▶ [Exercise inputs]:
*** Begin section ***

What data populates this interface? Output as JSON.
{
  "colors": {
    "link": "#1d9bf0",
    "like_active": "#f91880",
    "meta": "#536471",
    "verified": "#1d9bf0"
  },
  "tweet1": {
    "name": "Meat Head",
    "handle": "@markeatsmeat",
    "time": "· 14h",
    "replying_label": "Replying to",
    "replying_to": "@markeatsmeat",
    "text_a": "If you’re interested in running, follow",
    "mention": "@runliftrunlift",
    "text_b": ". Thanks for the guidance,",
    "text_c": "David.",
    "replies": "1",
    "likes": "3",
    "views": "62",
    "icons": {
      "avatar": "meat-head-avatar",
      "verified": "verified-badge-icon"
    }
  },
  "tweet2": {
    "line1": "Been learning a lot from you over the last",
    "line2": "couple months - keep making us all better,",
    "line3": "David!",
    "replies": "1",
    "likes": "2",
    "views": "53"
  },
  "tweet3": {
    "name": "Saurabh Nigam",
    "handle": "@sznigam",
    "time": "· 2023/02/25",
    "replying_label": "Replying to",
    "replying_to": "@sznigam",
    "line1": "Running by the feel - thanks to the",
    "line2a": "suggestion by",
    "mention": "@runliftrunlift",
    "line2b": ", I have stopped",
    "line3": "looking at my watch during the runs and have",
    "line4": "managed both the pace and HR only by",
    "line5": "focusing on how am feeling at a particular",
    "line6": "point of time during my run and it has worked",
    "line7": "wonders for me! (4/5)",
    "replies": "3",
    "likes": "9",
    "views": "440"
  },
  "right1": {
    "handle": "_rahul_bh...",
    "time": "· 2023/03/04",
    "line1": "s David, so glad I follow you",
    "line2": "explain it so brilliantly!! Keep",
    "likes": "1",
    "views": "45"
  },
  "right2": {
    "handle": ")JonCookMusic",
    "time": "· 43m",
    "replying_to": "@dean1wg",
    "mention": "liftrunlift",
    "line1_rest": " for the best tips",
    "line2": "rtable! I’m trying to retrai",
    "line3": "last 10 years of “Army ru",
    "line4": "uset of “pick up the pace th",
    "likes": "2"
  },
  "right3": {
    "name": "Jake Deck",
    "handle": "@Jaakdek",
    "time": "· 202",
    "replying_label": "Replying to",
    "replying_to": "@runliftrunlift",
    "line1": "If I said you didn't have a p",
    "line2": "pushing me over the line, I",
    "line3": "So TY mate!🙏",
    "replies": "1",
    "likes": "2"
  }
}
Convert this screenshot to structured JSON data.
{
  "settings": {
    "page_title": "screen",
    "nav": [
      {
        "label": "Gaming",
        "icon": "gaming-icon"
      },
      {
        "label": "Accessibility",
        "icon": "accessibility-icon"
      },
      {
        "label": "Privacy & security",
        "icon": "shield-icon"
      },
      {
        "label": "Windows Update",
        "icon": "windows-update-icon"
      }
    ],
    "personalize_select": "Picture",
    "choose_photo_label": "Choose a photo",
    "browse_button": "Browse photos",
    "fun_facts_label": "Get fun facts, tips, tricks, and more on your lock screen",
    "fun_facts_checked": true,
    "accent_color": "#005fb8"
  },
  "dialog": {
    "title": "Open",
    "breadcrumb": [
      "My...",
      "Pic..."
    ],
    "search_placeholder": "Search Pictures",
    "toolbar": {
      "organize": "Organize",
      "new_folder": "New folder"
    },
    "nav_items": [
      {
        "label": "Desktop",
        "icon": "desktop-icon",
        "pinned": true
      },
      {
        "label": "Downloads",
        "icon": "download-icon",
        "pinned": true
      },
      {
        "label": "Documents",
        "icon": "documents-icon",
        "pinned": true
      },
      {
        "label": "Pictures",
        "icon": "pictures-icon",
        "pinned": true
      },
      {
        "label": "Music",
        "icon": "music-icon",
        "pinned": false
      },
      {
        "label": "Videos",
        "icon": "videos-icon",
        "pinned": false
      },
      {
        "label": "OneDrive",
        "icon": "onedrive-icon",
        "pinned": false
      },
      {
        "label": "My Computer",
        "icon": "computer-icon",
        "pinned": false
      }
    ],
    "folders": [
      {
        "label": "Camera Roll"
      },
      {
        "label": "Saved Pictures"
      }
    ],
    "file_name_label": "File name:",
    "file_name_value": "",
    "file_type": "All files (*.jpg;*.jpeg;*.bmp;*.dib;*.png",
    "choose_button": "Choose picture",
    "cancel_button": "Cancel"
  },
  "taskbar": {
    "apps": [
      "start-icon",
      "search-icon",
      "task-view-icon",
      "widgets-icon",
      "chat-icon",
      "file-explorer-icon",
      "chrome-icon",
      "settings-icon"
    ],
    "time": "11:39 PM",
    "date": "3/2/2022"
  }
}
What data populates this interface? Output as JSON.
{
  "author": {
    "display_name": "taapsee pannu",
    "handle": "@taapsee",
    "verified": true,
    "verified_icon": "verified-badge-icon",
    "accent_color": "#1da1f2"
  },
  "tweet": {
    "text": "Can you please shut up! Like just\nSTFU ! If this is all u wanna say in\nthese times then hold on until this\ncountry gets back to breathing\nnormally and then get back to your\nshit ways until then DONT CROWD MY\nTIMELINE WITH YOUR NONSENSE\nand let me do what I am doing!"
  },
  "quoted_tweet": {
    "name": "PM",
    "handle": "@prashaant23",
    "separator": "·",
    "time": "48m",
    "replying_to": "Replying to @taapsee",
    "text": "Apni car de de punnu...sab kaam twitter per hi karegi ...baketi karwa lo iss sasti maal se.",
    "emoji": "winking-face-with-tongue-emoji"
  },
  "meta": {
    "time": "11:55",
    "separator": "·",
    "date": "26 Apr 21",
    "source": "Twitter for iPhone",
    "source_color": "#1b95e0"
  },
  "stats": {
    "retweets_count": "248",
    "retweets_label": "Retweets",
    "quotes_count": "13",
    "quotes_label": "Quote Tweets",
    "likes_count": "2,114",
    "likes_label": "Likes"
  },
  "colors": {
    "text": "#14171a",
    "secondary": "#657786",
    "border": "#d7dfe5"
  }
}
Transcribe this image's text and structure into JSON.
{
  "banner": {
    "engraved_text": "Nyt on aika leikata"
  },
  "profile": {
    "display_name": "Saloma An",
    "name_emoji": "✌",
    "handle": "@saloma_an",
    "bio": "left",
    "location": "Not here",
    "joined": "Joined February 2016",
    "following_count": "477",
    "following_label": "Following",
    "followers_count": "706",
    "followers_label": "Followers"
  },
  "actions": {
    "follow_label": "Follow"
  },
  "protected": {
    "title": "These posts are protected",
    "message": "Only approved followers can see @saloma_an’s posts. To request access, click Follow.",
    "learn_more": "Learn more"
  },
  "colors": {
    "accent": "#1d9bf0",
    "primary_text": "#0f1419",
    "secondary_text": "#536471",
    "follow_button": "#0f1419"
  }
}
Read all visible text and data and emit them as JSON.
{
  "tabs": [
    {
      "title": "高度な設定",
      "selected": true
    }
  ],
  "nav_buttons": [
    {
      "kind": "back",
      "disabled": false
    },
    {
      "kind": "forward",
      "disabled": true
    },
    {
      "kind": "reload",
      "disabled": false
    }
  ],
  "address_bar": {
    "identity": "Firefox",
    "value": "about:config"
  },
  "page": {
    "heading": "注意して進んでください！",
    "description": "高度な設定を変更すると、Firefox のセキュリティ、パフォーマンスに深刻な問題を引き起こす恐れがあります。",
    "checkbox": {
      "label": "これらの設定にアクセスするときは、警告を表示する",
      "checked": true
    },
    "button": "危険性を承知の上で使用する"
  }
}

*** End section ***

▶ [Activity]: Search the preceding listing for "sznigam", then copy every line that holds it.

▶ [Final answer]:
    "handle": "@sznigam",
    "replying_to": "@sznigam",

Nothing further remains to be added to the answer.